Belle could easily fit into Gryffindor, her bravery and backbone make her a prime candidate.  Yet she reminds me of one of my favorite characters from the Harry Potter series, a brainy outsider who marches to the beat of her own drum, is unafraid of the challenges she faces, and who is fiercely loyal to the people she cares about.  I think Luna and Belle would be very good friends.

Verdict: Ravenclaw

Jasmine:  Like Ariel, the heroine of Aladdin starts out as a pampered, protected princess doomed to live a boring, unsatisfying life.  And, Like Ariel, she does something about it.  Unwilling to accept her father’s edict that she must marry a prince, as she’s never met one that strikes her as anyone worth spending an hour with, much less the rest of her life, she decides to take her fate into her own hands and runs away.  Having never been outside the Palace walls, the hustle and bustle of peasant life is overwhelming, and she quickly finds herself in trouble.  Aladdin tries to save her, but in the end it’s she who must save Aladdin from the Palace guards’ wrath, and she gives up her own fleeting freedom to protect him.

When Aladdin shows up at the Palace parading as Prince Ali, Jasmine at first thinks him no better than the other pompous princes only interested in her looks, money, and power as the daughter of the Sultan.  She isn’t impressed by his outlandish attempts to win her over, but his honesty after she blows up at him does pique her interest.  When Jafar tries to take over, she fights him every way she can, and ends up having to be bound and controlled by magic in order to serve him.  She distracts Jafar as Aladdin makes his triumphant return, and the two live happily ever after once Jafar is successfully dealt with.

Courageous and stubborn, Jasmine refuses to let anyone decide her life for her.  She fights for what’s right, and does everything she can to protect the people she loves.

Verdict: Gryffindor

Pocahontas: While I’m well aware that she’s not a traditional Disney Princess, and while her story may not be 100% historically accurate, Pocahontas is still a strong-willed, passionate female protagonist and exceptional role-model.  Instead of fearing the settlers, she’s curious about them, and befriends John Smith in order to get to know them better.  She loves her home and would do anything to protect it, and she works tirelessly to pass this conviction onto John.  John is impressed with her and hopes to create a world where the Native Americans and the settlers can leave peacefully together.

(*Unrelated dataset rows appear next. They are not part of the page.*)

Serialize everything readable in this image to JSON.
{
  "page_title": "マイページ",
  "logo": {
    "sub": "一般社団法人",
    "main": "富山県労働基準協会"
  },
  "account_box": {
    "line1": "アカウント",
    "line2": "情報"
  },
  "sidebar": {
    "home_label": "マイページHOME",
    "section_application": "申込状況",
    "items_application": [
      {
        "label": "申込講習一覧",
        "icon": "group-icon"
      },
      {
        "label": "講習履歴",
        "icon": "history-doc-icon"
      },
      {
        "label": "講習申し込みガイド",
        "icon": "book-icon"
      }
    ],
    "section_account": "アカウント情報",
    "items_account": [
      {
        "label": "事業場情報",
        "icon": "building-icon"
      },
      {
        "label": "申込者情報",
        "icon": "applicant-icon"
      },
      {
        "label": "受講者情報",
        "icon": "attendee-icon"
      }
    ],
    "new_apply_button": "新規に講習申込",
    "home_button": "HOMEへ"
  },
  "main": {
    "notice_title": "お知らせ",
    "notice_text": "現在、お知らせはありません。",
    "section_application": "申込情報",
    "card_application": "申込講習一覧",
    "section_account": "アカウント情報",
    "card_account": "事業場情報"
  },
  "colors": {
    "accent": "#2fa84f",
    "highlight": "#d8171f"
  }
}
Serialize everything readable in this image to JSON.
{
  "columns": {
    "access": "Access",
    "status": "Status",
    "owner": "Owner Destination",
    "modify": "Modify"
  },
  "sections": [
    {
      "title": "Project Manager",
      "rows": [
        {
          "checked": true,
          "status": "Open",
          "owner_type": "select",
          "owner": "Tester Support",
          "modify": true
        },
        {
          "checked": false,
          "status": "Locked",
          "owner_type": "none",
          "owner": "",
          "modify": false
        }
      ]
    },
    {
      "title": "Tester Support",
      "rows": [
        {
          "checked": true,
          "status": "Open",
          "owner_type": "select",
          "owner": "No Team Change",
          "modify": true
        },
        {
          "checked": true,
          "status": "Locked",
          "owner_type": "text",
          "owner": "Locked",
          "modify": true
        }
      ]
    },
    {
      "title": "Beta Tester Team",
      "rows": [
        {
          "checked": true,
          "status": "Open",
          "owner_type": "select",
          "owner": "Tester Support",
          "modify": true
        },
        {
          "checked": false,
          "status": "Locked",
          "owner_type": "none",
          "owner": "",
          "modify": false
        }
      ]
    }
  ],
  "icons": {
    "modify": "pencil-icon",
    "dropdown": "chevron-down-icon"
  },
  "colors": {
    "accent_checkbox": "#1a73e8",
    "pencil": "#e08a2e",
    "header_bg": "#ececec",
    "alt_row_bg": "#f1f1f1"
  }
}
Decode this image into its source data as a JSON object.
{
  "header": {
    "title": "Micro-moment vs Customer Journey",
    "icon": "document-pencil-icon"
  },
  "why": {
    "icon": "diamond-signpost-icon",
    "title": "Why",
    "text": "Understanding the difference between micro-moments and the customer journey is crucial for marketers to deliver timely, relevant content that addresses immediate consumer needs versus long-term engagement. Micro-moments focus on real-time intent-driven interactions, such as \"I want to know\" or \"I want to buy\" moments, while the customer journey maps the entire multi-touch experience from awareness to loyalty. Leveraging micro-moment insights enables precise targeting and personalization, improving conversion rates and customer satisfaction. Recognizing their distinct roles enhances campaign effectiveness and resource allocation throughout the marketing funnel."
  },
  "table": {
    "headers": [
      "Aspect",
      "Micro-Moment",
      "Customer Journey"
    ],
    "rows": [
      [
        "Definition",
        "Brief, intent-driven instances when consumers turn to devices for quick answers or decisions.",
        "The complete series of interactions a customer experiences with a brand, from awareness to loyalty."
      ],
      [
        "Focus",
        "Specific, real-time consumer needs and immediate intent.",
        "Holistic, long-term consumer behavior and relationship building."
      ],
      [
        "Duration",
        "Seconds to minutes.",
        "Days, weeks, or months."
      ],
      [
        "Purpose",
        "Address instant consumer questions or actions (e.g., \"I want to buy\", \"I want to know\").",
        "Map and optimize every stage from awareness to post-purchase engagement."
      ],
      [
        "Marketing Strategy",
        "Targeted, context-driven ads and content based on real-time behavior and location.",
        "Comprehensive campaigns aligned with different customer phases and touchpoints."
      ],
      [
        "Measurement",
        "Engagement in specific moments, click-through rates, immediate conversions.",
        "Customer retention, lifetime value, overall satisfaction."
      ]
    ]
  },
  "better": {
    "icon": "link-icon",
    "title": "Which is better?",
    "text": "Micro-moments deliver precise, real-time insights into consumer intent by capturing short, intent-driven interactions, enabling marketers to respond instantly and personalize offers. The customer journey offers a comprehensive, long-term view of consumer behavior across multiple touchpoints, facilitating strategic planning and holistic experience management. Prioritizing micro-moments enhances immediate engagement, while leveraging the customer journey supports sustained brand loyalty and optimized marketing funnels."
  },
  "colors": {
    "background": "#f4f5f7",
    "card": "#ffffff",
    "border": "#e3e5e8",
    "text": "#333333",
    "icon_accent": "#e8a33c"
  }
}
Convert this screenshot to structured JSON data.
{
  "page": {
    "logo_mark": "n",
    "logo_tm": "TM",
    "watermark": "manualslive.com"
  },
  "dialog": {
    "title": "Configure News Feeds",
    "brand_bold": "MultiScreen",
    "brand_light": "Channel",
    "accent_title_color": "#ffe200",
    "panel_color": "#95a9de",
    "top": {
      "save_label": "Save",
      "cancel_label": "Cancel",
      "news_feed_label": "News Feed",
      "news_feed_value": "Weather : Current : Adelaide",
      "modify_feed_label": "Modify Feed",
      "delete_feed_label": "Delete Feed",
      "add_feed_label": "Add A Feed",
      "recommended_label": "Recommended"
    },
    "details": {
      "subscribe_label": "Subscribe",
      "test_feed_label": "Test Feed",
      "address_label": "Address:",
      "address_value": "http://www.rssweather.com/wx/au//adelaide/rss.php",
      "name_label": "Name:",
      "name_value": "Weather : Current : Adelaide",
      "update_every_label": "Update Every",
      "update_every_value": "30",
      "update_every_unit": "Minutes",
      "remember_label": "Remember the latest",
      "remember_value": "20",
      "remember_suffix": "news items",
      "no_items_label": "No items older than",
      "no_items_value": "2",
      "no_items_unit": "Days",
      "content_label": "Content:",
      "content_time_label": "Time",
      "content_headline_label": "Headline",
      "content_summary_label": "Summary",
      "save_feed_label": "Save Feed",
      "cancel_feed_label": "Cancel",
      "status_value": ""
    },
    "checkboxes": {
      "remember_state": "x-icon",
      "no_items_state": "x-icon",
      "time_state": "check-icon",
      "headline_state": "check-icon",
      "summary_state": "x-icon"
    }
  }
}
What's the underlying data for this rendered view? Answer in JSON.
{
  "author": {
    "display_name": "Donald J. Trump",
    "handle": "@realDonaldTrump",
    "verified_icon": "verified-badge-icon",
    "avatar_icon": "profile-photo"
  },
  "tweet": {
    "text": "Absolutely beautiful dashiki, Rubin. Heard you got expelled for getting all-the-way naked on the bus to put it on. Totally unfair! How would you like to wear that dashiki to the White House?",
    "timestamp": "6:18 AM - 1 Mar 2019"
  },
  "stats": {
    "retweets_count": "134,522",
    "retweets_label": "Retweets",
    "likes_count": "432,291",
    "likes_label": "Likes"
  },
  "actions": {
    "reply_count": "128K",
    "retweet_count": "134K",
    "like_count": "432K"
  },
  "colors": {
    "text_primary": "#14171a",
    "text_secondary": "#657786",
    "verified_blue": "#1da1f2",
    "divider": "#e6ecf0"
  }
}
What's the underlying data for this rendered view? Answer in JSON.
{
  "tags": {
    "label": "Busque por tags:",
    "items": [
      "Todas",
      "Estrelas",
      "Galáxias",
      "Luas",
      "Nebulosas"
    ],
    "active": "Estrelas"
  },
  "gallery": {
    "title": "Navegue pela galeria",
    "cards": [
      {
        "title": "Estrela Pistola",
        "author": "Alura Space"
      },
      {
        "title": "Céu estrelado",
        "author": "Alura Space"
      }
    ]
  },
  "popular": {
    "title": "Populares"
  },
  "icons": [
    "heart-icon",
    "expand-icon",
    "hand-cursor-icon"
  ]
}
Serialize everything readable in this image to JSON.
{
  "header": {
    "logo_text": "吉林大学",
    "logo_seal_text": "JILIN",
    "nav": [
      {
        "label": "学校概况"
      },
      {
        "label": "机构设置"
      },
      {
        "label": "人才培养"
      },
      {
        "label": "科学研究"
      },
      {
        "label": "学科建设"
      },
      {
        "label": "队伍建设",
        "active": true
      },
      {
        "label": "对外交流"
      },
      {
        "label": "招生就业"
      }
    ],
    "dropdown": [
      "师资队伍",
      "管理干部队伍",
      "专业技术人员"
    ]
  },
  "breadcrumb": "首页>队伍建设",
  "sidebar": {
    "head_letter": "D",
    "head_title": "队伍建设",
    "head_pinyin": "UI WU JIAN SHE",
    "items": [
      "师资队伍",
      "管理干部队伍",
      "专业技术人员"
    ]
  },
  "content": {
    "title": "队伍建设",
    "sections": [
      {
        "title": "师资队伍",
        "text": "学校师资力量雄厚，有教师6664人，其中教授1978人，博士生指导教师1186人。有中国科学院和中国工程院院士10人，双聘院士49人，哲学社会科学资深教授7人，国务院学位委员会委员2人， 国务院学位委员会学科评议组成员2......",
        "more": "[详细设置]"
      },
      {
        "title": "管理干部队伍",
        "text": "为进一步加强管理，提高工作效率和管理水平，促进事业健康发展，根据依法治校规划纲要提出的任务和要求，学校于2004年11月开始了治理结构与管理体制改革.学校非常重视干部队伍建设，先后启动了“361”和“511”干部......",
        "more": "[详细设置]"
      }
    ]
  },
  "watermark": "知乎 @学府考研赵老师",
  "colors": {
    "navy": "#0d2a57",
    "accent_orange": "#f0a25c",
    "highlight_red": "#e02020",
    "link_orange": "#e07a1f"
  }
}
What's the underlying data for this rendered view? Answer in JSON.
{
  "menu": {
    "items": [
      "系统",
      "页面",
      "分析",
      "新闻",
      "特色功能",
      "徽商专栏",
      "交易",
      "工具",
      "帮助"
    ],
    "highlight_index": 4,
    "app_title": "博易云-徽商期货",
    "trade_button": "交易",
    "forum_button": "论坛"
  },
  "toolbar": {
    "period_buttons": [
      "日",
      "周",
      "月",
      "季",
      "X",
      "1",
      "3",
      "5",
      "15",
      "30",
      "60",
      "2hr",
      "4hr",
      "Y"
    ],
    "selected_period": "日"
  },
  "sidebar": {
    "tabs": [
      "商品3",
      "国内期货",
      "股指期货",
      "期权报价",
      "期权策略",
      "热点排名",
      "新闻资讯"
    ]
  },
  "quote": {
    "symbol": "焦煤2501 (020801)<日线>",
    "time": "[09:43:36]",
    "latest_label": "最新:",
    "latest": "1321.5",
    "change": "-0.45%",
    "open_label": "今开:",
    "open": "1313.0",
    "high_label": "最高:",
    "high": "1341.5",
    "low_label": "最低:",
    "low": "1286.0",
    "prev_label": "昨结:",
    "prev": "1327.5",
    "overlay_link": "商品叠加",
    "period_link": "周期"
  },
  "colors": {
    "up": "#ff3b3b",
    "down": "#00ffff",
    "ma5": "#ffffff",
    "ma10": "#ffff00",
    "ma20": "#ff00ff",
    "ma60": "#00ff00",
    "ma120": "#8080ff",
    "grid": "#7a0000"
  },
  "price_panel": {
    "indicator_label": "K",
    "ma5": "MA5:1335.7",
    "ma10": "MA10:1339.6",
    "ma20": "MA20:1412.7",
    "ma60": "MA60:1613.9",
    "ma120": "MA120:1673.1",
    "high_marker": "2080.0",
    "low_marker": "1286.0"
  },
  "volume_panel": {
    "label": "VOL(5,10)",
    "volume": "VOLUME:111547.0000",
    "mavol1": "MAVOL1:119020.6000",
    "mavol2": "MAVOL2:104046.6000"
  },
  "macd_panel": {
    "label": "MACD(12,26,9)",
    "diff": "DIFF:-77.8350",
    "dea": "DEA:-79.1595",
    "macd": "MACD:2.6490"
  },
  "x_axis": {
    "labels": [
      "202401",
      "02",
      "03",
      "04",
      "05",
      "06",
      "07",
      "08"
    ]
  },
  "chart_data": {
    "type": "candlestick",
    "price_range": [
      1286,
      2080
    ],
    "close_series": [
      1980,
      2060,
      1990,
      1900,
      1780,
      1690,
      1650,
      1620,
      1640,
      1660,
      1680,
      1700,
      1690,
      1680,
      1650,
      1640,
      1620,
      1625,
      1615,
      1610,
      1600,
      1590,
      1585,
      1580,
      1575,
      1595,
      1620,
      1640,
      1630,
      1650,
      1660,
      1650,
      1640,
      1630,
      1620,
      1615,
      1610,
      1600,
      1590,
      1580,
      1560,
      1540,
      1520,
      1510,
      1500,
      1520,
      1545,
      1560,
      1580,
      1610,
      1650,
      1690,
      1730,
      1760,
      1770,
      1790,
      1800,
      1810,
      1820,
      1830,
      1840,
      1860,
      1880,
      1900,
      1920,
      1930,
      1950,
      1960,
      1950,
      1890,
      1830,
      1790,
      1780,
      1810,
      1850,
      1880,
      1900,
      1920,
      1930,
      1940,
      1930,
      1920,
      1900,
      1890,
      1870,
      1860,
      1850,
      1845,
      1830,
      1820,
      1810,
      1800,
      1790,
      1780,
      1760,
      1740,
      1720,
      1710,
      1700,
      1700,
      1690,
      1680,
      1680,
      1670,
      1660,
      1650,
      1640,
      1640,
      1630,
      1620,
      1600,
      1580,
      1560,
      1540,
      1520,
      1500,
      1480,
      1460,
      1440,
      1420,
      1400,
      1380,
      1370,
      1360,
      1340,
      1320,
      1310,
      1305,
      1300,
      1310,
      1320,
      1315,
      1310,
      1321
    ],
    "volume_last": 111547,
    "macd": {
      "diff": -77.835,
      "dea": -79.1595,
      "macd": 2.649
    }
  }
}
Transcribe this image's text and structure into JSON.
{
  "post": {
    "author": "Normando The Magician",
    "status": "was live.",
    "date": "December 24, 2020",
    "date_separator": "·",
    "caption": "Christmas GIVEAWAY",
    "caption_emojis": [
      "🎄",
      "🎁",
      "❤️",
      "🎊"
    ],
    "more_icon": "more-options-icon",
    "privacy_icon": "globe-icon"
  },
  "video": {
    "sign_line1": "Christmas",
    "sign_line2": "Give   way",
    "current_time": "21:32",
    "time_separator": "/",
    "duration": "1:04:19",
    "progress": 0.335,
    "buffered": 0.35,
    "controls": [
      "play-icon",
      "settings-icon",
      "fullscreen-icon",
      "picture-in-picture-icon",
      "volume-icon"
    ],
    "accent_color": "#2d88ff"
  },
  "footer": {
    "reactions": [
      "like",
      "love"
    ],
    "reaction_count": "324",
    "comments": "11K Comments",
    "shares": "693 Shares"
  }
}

Their respective groups, however, aren’t fond of the new arrangement.  Pocahontas’s tribe fears and hates the settlers, and the settlers want to wipe out the tribe in order to make way for their new home.  Pocahontas is forbidden from seeing John and mingling with the settlers, but she loves him and refuses to stay away.  John tries to make the rest of the settlers see reason, but is unsuccessful.

In the end, Pocahontas stops her father from killing John by shielding him with her own life, and her passion and bravery bring peace to the two groups.

Verdict: Gryffindor

Stay tuned for the finale of Disney Princess sorting, coming by Monday!